Dataset rows for apps and sites:
——————

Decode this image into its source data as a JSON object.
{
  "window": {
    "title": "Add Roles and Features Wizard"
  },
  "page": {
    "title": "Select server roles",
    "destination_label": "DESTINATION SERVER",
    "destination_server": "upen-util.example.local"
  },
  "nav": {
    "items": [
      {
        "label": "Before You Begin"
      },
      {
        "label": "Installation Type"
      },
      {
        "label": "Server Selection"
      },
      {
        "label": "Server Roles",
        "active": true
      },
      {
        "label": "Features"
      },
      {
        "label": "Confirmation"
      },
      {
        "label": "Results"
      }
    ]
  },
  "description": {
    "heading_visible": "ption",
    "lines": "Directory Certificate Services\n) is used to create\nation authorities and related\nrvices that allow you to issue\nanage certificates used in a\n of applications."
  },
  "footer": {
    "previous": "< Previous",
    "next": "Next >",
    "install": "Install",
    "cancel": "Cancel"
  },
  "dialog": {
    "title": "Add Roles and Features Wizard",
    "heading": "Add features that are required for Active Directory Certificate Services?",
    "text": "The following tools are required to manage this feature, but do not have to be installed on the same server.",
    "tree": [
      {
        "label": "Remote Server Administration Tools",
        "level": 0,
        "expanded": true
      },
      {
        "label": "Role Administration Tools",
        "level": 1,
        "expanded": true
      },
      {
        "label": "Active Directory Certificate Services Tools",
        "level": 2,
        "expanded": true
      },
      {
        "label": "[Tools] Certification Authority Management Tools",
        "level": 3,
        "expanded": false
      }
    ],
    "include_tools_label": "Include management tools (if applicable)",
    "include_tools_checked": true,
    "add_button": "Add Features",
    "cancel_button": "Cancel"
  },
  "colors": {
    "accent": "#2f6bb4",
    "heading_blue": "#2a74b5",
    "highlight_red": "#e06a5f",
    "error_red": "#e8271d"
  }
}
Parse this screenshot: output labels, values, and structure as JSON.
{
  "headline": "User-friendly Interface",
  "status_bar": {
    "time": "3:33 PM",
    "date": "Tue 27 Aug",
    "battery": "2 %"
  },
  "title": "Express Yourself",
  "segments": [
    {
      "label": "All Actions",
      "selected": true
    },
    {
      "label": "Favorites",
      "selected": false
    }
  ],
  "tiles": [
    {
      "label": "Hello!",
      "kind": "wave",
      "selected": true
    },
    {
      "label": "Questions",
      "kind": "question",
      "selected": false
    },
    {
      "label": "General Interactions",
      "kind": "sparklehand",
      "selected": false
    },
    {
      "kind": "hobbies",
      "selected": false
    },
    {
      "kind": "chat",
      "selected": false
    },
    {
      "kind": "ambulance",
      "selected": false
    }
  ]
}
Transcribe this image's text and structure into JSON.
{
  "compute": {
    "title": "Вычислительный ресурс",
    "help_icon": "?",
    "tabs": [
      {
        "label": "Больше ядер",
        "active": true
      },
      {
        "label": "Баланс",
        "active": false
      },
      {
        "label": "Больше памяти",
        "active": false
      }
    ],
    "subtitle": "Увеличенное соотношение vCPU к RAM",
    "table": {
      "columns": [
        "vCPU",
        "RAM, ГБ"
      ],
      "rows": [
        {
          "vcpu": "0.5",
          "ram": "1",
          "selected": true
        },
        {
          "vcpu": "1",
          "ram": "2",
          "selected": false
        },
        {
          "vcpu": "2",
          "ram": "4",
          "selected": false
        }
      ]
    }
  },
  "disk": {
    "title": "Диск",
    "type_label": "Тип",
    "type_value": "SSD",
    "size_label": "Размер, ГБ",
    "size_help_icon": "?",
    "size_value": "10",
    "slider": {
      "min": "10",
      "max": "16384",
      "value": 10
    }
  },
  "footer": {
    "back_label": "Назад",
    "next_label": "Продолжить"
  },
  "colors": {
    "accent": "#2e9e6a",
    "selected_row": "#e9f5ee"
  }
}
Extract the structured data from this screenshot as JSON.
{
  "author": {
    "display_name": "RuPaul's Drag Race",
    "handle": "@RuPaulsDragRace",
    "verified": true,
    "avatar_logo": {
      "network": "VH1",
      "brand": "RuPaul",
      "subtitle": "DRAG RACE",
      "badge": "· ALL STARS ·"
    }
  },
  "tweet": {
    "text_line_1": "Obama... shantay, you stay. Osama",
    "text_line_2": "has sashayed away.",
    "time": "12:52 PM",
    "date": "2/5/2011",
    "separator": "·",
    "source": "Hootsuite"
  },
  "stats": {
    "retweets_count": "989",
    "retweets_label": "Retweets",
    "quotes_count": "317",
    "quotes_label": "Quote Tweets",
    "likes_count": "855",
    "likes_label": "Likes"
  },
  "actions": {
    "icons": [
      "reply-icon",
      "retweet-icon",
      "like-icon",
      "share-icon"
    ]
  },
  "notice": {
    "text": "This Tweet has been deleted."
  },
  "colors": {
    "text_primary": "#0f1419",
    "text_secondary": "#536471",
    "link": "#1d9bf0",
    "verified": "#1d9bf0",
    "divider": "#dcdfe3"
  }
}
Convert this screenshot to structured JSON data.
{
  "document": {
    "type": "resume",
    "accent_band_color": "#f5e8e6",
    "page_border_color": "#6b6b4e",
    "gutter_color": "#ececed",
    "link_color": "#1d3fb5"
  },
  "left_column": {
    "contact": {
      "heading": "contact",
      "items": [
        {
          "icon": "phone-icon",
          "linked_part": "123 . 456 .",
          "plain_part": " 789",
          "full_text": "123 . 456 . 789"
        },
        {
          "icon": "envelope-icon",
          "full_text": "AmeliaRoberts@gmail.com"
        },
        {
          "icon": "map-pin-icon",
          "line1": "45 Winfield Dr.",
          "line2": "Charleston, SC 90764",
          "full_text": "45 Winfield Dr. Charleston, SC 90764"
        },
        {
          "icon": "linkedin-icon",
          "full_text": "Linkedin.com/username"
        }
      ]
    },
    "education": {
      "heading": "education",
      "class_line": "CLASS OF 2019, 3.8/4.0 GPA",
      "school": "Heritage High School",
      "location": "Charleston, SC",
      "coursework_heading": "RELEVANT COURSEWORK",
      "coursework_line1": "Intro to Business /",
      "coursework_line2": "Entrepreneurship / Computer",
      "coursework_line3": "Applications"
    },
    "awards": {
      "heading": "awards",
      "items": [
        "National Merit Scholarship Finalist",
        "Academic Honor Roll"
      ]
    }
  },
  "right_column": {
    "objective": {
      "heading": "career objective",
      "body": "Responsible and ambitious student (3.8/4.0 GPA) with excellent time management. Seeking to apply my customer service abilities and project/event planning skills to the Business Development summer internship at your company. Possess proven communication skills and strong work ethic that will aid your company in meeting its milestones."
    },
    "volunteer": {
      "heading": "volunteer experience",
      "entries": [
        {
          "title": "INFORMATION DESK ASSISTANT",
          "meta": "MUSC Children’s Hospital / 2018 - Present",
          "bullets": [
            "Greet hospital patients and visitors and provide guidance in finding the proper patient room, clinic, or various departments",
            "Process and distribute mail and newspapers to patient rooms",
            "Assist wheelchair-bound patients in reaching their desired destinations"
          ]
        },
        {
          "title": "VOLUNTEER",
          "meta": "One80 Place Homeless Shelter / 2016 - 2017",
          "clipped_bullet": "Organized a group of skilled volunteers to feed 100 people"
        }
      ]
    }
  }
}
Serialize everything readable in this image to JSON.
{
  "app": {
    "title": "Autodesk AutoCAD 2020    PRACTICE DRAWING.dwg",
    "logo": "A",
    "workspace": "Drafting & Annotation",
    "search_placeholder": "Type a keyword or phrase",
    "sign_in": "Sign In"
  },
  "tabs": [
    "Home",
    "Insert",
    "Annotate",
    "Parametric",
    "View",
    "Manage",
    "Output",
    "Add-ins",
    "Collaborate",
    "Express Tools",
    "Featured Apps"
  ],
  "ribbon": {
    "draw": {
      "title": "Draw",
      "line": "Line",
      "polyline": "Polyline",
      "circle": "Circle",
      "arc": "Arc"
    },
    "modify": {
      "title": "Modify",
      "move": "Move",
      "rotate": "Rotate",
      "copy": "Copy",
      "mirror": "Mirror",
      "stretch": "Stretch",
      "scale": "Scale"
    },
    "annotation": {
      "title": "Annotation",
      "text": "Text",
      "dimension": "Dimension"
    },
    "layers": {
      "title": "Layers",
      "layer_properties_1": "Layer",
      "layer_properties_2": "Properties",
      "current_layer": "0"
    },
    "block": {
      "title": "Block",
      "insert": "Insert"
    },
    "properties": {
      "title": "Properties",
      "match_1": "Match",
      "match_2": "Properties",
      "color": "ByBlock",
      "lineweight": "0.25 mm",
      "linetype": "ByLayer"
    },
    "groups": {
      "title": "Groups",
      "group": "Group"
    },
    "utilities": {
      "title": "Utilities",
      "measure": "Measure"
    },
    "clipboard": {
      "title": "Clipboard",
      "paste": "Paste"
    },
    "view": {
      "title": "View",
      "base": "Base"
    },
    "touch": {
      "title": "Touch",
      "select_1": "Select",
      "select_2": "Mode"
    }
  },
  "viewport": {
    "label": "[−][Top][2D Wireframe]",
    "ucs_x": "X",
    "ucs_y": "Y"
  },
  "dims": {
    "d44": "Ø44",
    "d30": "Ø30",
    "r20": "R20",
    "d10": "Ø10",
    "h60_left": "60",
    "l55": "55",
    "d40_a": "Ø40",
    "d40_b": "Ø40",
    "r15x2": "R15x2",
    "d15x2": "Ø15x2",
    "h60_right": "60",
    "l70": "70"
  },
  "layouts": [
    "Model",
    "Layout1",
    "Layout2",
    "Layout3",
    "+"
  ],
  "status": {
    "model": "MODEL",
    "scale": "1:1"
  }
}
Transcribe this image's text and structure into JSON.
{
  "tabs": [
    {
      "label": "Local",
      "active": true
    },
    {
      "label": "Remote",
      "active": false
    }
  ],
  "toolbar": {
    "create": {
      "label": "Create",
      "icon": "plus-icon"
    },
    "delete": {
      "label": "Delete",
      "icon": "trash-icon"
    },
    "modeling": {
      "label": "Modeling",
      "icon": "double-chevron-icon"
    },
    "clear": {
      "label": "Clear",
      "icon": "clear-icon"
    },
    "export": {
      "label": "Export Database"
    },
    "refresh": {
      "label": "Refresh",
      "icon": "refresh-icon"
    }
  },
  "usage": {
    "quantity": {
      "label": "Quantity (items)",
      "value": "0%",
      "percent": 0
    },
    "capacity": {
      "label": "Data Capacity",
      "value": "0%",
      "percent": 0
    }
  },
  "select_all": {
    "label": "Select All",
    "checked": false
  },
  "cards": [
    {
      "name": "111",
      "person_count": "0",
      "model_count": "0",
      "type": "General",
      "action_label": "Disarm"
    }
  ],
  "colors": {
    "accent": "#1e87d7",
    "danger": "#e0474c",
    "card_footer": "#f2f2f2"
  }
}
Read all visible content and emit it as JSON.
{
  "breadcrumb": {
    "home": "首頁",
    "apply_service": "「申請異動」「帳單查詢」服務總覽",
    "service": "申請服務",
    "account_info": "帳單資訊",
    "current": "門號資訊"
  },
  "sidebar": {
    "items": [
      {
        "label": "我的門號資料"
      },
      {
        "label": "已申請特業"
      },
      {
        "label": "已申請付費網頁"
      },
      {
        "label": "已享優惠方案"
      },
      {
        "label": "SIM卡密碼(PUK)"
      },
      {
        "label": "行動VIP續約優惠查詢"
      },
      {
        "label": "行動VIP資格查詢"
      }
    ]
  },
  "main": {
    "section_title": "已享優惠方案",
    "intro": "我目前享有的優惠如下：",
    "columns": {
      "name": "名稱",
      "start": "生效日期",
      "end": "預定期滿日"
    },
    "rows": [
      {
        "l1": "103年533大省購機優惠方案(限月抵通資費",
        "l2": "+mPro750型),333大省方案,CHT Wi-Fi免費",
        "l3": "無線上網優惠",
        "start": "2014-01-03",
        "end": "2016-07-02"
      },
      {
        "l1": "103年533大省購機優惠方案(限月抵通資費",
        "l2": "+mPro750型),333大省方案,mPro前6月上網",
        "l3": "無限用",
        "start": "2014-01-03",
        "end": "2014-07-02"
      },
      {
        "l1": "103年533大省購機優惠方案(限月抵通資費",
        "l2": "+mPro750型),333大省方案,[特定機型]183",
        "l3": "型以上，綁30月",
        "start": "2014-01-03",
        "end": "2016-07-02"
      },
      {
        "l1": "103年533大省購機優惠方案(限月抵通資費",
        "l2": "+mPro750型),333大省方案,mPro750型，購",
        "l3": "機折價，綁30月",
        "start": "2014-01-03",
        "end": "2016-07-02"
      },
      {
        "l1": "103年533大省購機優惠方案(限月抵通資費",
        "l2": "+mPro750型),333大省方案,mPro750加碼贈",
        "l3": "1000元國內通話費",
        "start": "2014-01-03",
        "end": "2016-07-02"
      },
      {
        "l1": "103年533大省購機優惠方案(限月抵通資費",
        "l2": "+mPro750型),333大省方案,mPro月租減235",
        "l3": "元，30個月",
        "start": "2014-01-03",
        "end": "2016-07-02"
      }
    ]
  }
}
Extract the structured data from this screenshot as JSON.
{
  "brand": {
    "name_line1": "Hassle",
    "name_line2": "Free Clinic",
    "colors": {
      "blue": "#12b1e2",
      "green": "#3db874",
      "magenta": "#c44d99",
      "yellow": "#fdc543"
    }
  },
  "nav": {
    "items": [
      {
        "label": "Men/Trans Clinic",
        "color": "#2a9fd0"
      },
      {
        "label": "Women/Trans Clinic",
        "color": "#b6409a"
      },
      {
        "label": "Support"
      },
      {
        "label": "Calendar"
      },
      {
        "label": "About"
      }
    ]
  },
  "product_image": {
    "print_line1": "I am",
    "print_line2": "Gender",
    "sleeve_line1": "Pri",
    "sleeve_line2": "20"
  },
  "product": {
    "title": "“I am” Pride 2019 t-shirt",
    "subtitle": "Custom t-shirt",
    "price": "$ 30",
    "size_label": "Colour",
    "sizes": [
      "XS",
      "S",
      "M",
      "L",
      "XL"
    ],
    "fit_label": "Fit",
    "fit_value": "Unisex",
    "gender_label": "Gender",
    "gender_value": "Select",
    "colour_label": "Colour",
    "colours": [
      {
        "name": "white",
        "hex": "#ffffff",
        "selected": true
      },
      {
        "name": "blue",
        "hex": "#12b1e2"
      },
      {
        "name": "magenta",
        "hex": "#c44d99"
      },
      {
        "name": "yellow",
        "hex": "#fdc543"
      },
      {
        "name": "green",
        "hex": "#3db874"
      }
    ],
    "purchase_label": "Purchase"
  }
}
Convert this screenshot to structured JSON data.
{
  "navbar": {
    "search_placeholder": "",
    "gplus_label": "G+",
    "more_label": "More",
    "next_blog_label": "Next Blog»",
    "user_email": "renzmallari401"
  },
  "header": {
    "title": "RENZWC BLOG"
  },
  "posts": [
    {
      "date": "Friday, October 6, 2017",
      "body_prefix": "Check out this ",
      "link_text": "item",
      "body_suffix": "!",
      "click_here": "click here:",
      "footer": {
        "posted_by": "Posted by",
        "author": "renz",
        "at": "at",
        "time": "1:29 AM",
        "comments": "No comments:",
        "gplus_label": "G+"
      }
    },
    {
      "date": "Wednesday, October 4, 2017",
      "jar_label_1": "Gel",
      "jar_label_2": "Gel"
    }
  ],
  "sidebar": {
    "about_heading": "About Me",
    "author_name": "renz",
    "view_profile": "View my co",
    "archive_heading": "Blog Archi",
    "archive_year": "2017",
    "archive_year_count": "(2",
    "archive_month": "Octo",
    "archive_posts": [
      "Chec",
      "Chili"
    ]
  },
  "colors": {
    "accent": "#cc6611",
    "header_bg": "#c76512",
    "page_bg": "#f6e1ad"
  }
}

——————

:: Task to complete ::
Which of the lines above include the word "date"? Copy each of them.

:: Result of the exercise ::
    "date": "Tue 27 Aug",
    "date": "2/5/2011",
      "date": "Friday, October 6, 2017",
      "date": "Wednesday, October 4, 2017",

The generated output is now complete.